And you played on the new album, Collide and Conquer?
Yes, I am thrilled to have collaborated with the girls. We all brought songs to the table and co-wrote other songs together. It was different for me to write songs for somebody else’s voice. When I showed them “Lonely Crusade”, Kiyomi took to it and perfected it with her own style. I was impressed with how hard they worked and how determined they were to make every song the best version of itself. You can still hear the original Hunter Valentine grit but I feel this album has a thicker more mature sound.
What’s your favorite thing about living in New York?

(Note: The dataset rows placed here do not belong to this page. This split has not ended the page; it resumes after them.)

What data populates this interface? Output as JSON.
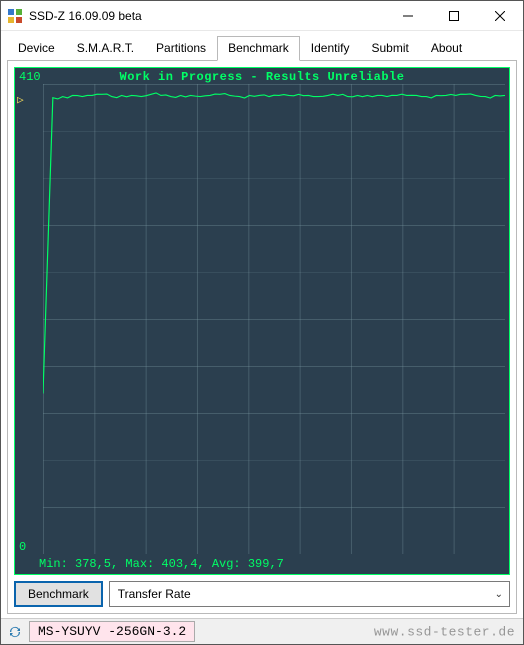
{
  "window": {
    "title": "SSD-Z 16.09.09 beta"
  },
  "tabs": [
    "Device",
    "S.M.A.R.T.",
    "Partitions",
    "Benchmark",
    "Identify",
    "Submit",
    "About"
  ],
  "active_tab": "Benchmark",
  "chart": {
    "title": "Work in Progress - Results Unreliable",
    "y_max_label": "410",
    "y_min_label": "0",
    "stats": "Min: 378,5, Max: 403,4, Avg: 399,7"
  },
  "chart_data": {
    "type": "line",
    "title": "Work in Progress - Results Unreliable",
    "xlabel": "",
    "ylabel": "",
    "ylim": [
      0,
      410
    ],
    "series": [
      {
        "name": "Transfer Rate",
        "values": [
          140,
          398,
          399,
          400,
          399,
          400,
          401,
          399,
          400,
          400,
          399,
          401,
          400,
          399,
          400,
          400,
          399,
          400,
          401,
          400,
          399,
          400,
          400,
          399,
          400,
          400,
          401,
          400,
          399,
          400,
          400,
          399,
          400,
          400,
          400,
          399,
          400,
          400,
          400,
          399,
          400,
          400,
          400,
          401,
          400,
          399,
          400,
          400
        ]
      }
    ],
    "stats": {
      "min": 378.5,
      "max": 403.4,
      "avg": 399.7
    }
  },
  "buttons": {
    "benchmark": "Benchmark"
  },
  "mode": {
    "selected": "Transfer Rate"
  },
  "status": {
    "drive": "MS-YSUYV -256GN-3.2",
    "watermark": "www.ssd-tester.de"
  }
}
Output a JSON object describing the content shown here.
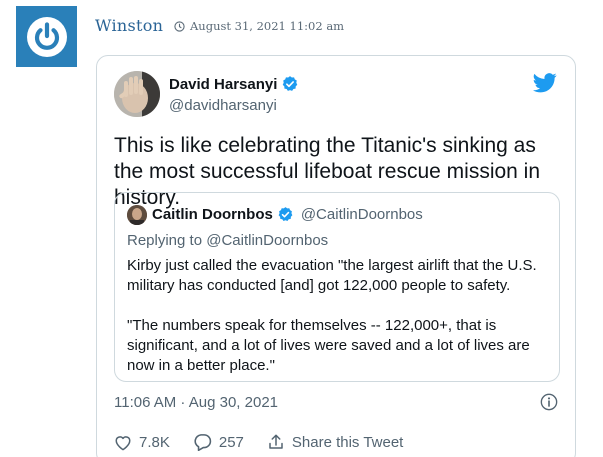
{
  "comment": {
    "author": "Winston",
    "date": "August 31, 2021 11:02 am"
  },
  "tweet": {
    "author_name": "David Harsanyi",
    "author_handle": "@davidharsanyi",
    "text": "This is like celebrating the Titanic's sinking as the most successful lifeboat rescue mission in history.",
    "time": "11:06 AM · Aug 30, 2021",
    "likes": "7.8K",
    "replies": "257",
    "share_label": "Share this Tweet",
    "quoted": {
      "author_name": "Caitlin Doornbos",
      "author_handle": "@CaitlinDoornbos",
      "replying_to": "Replying to @CaitlinDoornbos",
      "paragraph1": "Kirby just called the evacuation \"the largest airlift that the U.S. military has conducted [and] got 122,000 people to safety.",
      "paragraph2": "\"The numbers speak for themselves -- 122,000+, that is significant, and a lot of lives were saved and a lot of lives are now in a better place.\""
    }
  },
  "colors": {
    "avatar_bg": "#2a80b9",
    "author_link": "#2a6496",
    "twitter_blue": "#1d9bf0",
    "muted_text": "#536471",
    "border": "#cfd9de"
  },
  "icons": {
    "avatar": "power-icon",
    "clock": "clock-icon",
    "verified": "verified-badge-icon",
    "brand": "twitter-bird-icon",
    "info": "info-icon",
    "like": "heart-icon",
    "reply": "reply-bubble-icon",
    "share": "share-icon"
  }
}
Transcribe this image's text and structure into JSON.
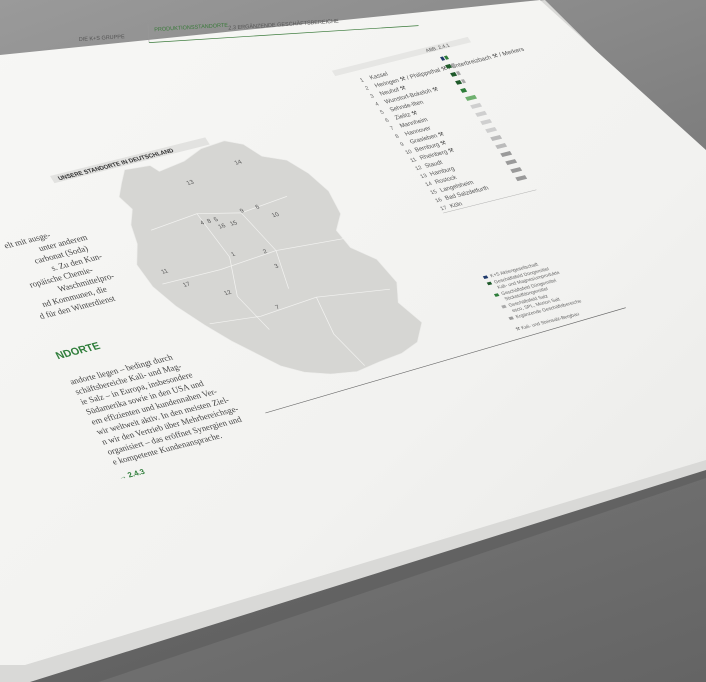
{
  "header": {
    "left_label": "DIE K+S GRUPPE",
    "tab_label": "PRODUKTIONSSTANDORTE",
    "right_label": "2.3 ERGÄNZENDE GESCHÄFTSBEREICHE"
  },
  "figure": {
    "abb_label": "ABB. 2.4.1",
    "map_title": "UNSERE STANDORTE IN DEUTSCHLAND",
    "sites": [
      {
        "num": "1",
        "name": "Kassel"
      },
      {
        "num": "2",
        "name": "Heringen ⚒ / Philippsthal ⚒ / Unterbreizbach ⚒ / Merkers"
      },
      {
        "num": "3",
        "name": "Neuhof ⚒"
      },
      {
        "num": "4",
        "name": "Wunstorf-Bokeloh ⚒"
      },
      {
        "num": "5",
        "name": "Sehnde-Ilten"
      },
      {
        "num": "6",
        "name": "Zielitz ⚒"
      },
      {
        "num": "7",
        "name": "Mannheim"
      },
      {
        "num": "8",
        "name": "Hannover"
      },
      {
        "num": "9",
        "name": "Grasleben ⚒"
      },
      {
        "num": "10",
        "name": "Bernburg ⚒"
      },
      {
        "num": "11",
        "name": "Rheinberg ⚒"
      },
      {
        "num": "12",
        "name": "Staudt"
      },
      {
        "num": "13",
        "name": "Hamburg"
      },
      {
        "num": "14",
        "name": "Rostock"
      },
      {
        "num": "15",
        "name": "Langelsheim"
      },
      {
        "num": "16",
        "name": "Bad Salzdetfurth"
      },
      {
        "num": "17",
        "name": "Köln"
      }
    ],
    "map_numbers": [
      "14",
      "13",
      "4",
      "8",
      "5",
      "16",
      "15",
      "9",
      "6",
      "10",
      "11",
      "17",
      "12",
      "1",
      "2",
      "3",
      "7"
    ],
    "key": [
      {
        "text": "K+S Aktiengesellschaft",
        "color": "#1f3a6b"
      },
      {
        "text": "Geschäftsfeld Düngemittel",
        "color": "#1f5a2b"
      },
      {
        "text": "Kali- und Magnesiumprodukte",
        "color": "#2e7d3a"
      },
      {
        "text": "Geschäftsfeld Düngemittel",
        "color": "#2e7d3a"
      },
      {
        "text": "Stickstoffdüngemittel",
        "color": "#6fb06f"
      },
      {
        "text": "Geschäftsfeld Salz",
        "color": "#a8a8a8"
      },
      {
        "text": "esco, SPL, Morton Salt",
        "color": "#bdbdbd"
      },
      {
        "text": "Ergänzende Geschäftsbereiche",
        "color": "#9a9a9a"
      },
      {
        "text": "⚒ Kali- und Steinsalz-Bergbau",
        "color": ""
      }
    ]
  },
  "text_column": {
    "lines_top": [
      "elt mit ausge-",
      "unter anderem",
      "carbonat (Soda)",
      "s. Zu den Kun-",
      "ropäische Chemie-",
      "Waschmittelpro-",
      "nd Kommunen, die",
      "d für den Winterdienst"
    ],
    "heading": "NDORTE",
    "lines_bottom": [
      "andorte liegen – bedingt durch",
      "schäftsbereiche Kali- und Mag-",
      "ie Salz – in Europa, insbesondere",
      "Südamerika sowie in den USA und",
      "em effizienten und kundennahen Ver-",
      "wir weltweit aktiv. In den meisten Ziel-",
      "n wir den Vertrieb über Mehrbereichsge-",
      "organisiert – das eröffnet Synergien und",
      "e kompetente Kundenansprache."
    ],
    "ref": "→ 2.4.3"
  }
}
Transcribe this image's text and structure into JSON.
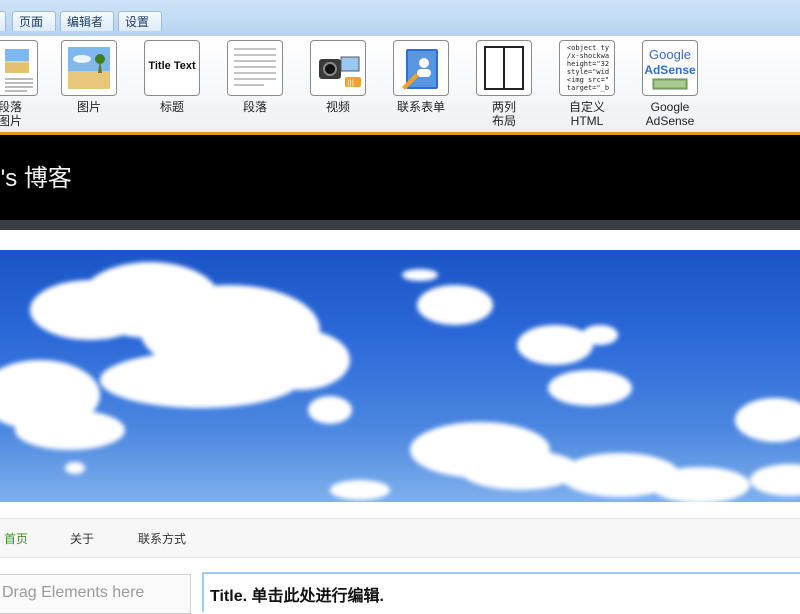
{
  "tabs": [
    {
      "label": "页面"
    },
    {
      "label": "编辑者"
    },
    {
      "label": "设置"
    }
  ],
  "toolbar": {
    "items": [
      {
        "label": "段落\n图片",
        "icon": "paragraph-image-icon"
      },
      {
        "label": "图片",
        "icon": "image-icon"
      },
      {
        "label": "标题",
        "icon": "title-icon",
        "icon_text": "Title Text"
      },
      {
        "label": "段落",
        "icon": "paragraph-icon"
      },
      {
        "label": "视频",
        "icon": "video-icon"
      },
      {
        "label": "联系表单",
        "icon": "contact-form-icon"
      },
      {
        "label": "两列\n布局",
        "icon": "two-column-icon"
      },
      {
        "label": "自定义\nHTML",
        "icon": "custom-html-icon",
        "icon_text": "<object ty\n/x-shockwa\nheight=\"32\nstyle=\"wid\n<img src=\"\ntarget=\"_b"
      },
      {
        "label": "Google\nAdSense",
        "icon": "google-adsense-icon",
        "icon_text_1": "Google",
        "icon_text_2": "AdSense"
      }
    ]
  },
  "header": {
    "site_title": " 's 博客"
  },
  "nav": {
    "items": [
      {
        "label": "首页"
      },
      {
        "label": "关于"
      },
      {
        "label": "联系方式"
      }
    ]
  },
  "content": {
    "drop_text": "Drag Elements here",
    "title_text": "Title. 单击此处进行编辑."
  },
  "colors": {
    "accent": "#e59a1a",
    "nav_active": "#3f8f1f",
    "header_bg": "#000000"
  }
}
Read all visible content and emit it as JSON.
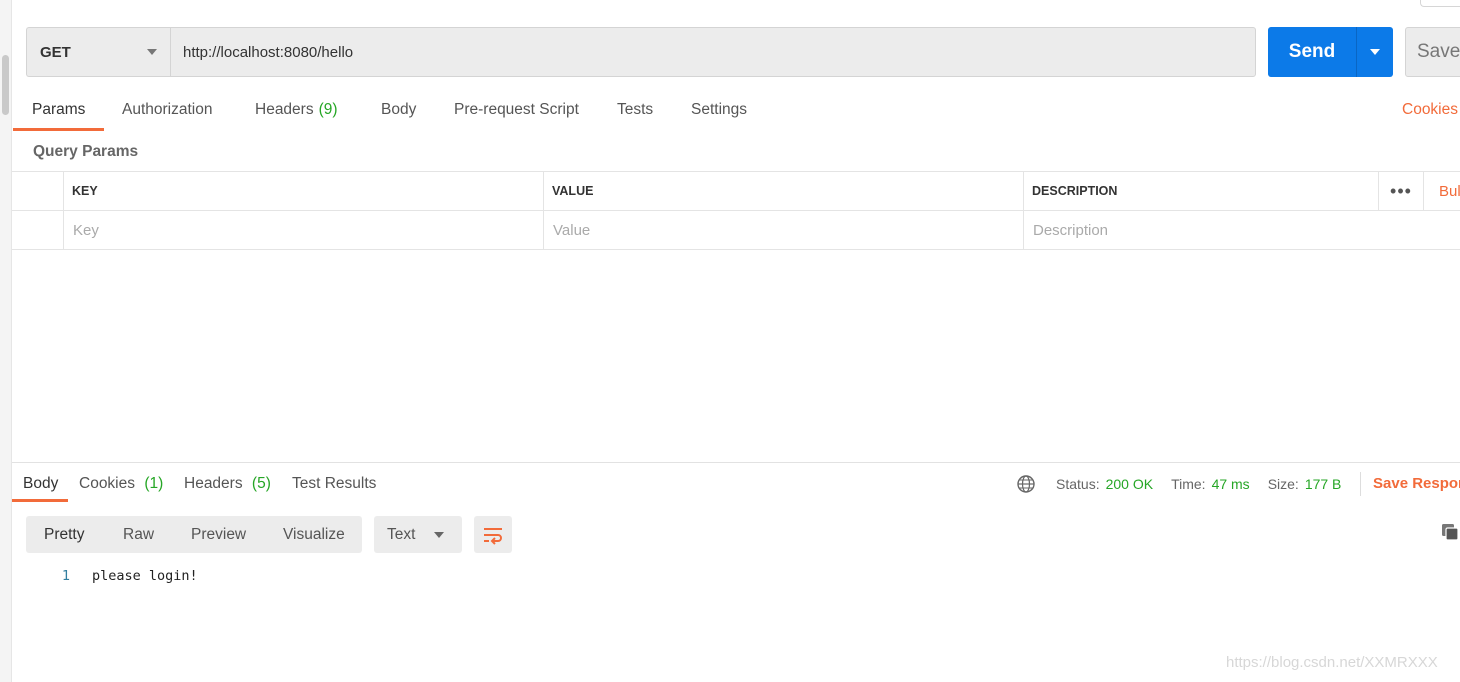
{
  "request": {
    "method": "GET",
    "url": "http://localhost:8080/hello",
    "send_label": "Send",
    "save_label": "Save"
  },
  "request_tabs": [
    {
      "label": "Params",
      "active": true
    },
    {
      "label": "Authorization"
    },
    {
      "label": "Headers",
      "count": "(9)"
    },
    {
      "label": "Body"
    },
    {
      "label": "Pre-request Script"
    },
    {
      "label": "Tests"
    },
    {
      "label": "Settings"
    }
  ],
  "cookies_link": "Cookies",
  "params": {
    "title": "Query Params",
    "headers": {
      "key": "KEY",
      "value": "VALUE",
      "description": "DESCRIPTION"
    },
    "placeholders": {
      "key": "Key",
      "value": "Value",
      "description": "Description"
    },
    "more_label": "•••",
    "bulk_edit_label": "Bulk Edit"
  },
  "response_tabs": [
    {
      "label": "Body",
      "active": true
    },
    {
      "label": "Cookies",
      "count": "(1)"
    },
    {
      "label": "Headers",
      "count": "(5)"
    },
    {
      "label": "Test Results"
    }
  ],
  "status": {
    "status_label": "Status:",
    "status_value": "200 OK",
    "time_label": "Time:",
    "time_value": "47 ms",
    "size_label": "Size:",
    "size_value": "177 B",
    "save_response_label": "Save Response"
  },
  "view_modes": [
    {
      "label": "Pretty",
      "active": true
    },
    {
      "label": "Raw"
    },
    {
      "label": "Preview"
    },
    {
      "label": "Visualize"
    }
  ],
  "format": "Text",
  "response_body": [
    {
      "line": "1",
      "text": "please login!"
    }
  ],
  "watermark": "https://blog.csdn.net/XXMRXXX",
  "colors": {
    "accent": "#f26b3a",
    "send": "#0c7ae8",
    "success": "#26a626"
  }
}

I’m a native New Yorker and live in the East Village. My favorite thing about living here is the community of friends I have. Everyone is a struggling starving “something” but we all have a way of inspiring and helping one another without any hint of competition. It’s a beautiful thing. Well, either that or the hot dogs.
What do you get up to when you’re not doing music and bartending?
Besides talking to my girlfriend and drinking plenty of coffee, I’m working on launching my online clothing & accessory store, Gaucho NYC by summer of 2013. My dad’s a tailor so I’ve always had an anticipated eye for style. I’ve been working on this idea for about three years and a lot of thought has gone into making sure that each piece is one of a kind and ready for stage. I call it the Rock & Roll, Urban Cowgirl look.
I’ve just realized that we’re about to run out of time. Any final thoughts?
A good friend of mine once told me that if you take an orange and roll it into the middle of a street, no one will notice it. But if you take an orange, roll it into the middle of the street and film it, everyone would say, “Hey that’s the orange that I saw on TV.” And that’s what I feel kind of happened. It’s kind of strange how someone can struggle to be a “successful” artist their whole life. They struggle to get any kind of recognition and respect but it doesn’t really matter how old you are, how many people know your full name or how many Facebook likes you get. What matters most is not giving up or comparing yourself to others. Be honest with your art. At the end of the day that’s true success.